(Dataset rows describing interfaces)
#####
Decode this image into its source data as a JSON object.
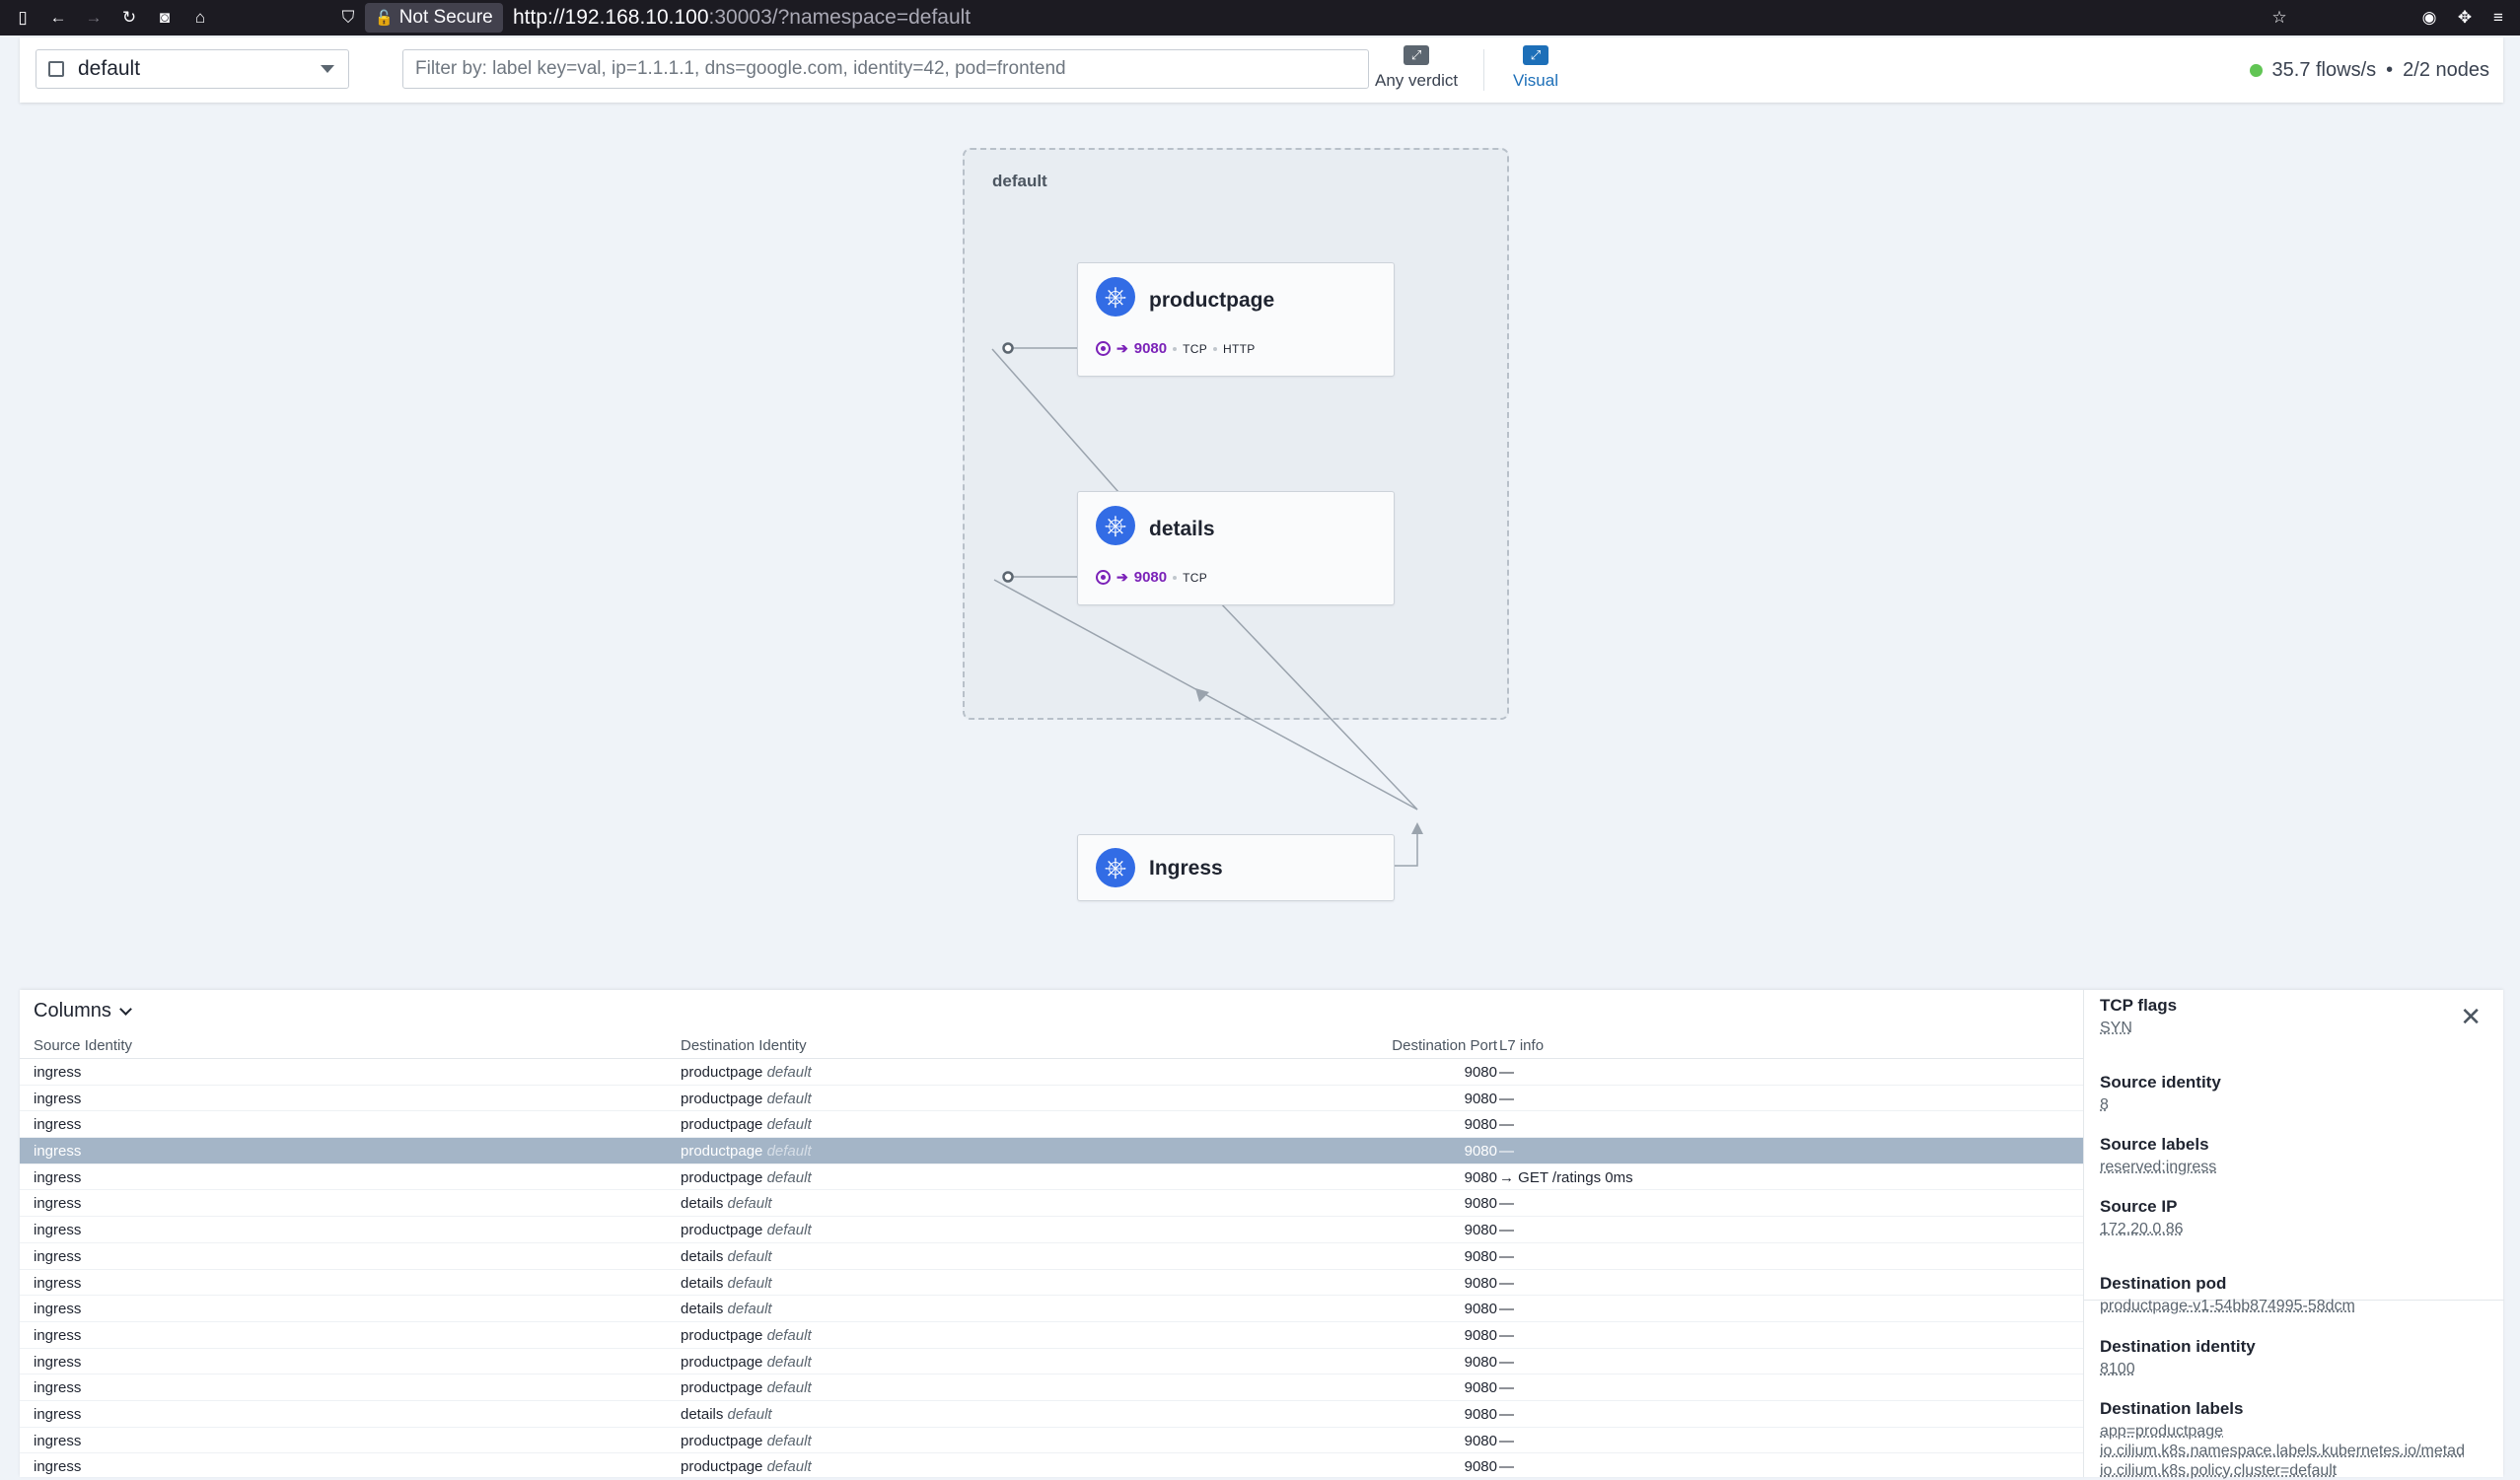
{
  "browser": {
    "security": "Not Secure",
    "url_host": "http://192.168.10.100",
    "url_rest": ":30003/?namespace=default"
  },
  "toolbar": {
    "namespace": "default",
    "filter_placeholder": "Filter by: label key=val, ip=1.1.1.1, dns=google.com, identity=42, pod=frontend",
    "verdict_label": "Any verdict",
    "visual_label": "Visual",
    "flows_rate": "35.7 flows/s",
    "nodes": "2/2 nodes"
  },
  "graph": {
    "namespace_label": "default",
    "services": [
      {
        "name": "productpage",
        "port": "9080",
        "protocols": [
          "TCP",
          "HTTP"
        ]
      },
      {
        "name": "details",
        "port": "9080",
        "protocols": [
          "TCP"
        ]
      },
      {
        "name": "Ingress"
      }
    ]
  },
  "flows": {
    "columns_button": "Columns",
    "headers": {
      "source": "Source Identity",
      "destination": "Destination Identity",
      "port": "Destination Port",
      "l7": "L7 info"
    },
    "rows": [
      {
        "src": "ingress",
        "dst": "productpage",
        "dst_ns": "default",
        "port": "9080",
        "l7": "—"
      },
      {
        "src": "ingress",
        "dst": "productpage",
        "dst_ns": "default",
        "port": "9080",
        "l7": "—"
      },
      {
        "src": "ingress",
        "dst": "productpage",
        "dst_ns": "default",
        "port": "9080",
        "l7": "—"
      },
      {
        "src": "ingress",
        "dst": "productpage",
        "dst_ns": "default",
        "port": "9080",
        "l7": "—",
        "selected": true
      },
      {
        "src": "ingress",
        "dst": "productpage",
        "dst_ns": "default",
        "port": "9080",
        "l7": "→ GET /ratings 0ms"
      },
      {
        "src": "ingress",
        "dst": "details",
        "dst_ns": "default",
        "port": "9080",
        "l7": "—"
      },
      {
        "src": "ingress",
        "dst": "productpage",
        "dst_ns": "default",
        "port": "9080",
        "l7": "—"
      },
      {
        "src": "ingress",
        "dst": "details",
        "dst_ns": "default",
        "port": "9080",
        "l7": "—"
      },
      {
        "src": "ingress",
        "dst": "details",
        "dst_ns": "default",
        "port": "9080",
        "l7": "—"
      },
      {
        "src": "ingress",
        "dst": "details",
        "dst_ns": "default",
        "port": "9080",
        "l7": "—"
      },
      {
        "src": "ingress",
        "dst": "productpage",
        "dst_ns": "default",
        "port": "9080",
        "l7": "—"
      },
      {
        "src": "ingress",
        "dst": "productpage",
        "dst_ns": "default",
        "port": "9080",
        "l7": "—"
      },
      {
        "src": "ingress",
        "dst": "productpage",
        "dst_ns": "default",
        "port": "9080",
        "l7": "—"
      },
      {
        "src": "ingress",
        "dst": "details",
        "dst_ns": "default",
        "port": "9080",
        "l7": "—"
      },
      {
        "src": "ingress",
        "dst": "productpage",
        "dst_ns": "default",
        "port": "9080",
        "l7": "—"
      },
      {
        "src": "ingress",
        "dst": "productpage",
        "dst_ns": "default",
        "port": "9080",
        "l7": "—"
      }
    ]
  },
  "details": {
    "tcp_flags_label": "TCP flags",
    "tcp_flags": "SYN",
    "source_identity_label": "Source identity",
    "source_identity": "8",
    "source_labels_label": "Source labels",
    "source_labels": "reserved:ingress",
    "source_ip_label": "Source IP",
    "source_ip": "172.20.0.86",
    "destination_pod_label": "Destination pod",
    "destination_pod": "productpage-v1-54bb874995-58dcm",
    "destination_identity_label": "Destination identity",
    "destination_identity": "8100",
    "destination_labels_label": "Destination labels",
    "destination_labels": [
      "app=productpage",
      "io.cilium.k8s.namespace.labels.kubernetes.io/metad",
      "io.cilium.k8s.policy.cluster=default"
    ]
  },
  "colors": {
    "accent": "#326ce5",
    "visual_active": "#1d6fb8",
    "port_purple": "#7b22b8",
    "status_green": "#61c554",
    "selected_row": "#a4b5c7"
  }
}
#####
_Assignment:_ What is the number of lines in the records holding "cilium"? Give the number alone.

_Problem solution:_ 2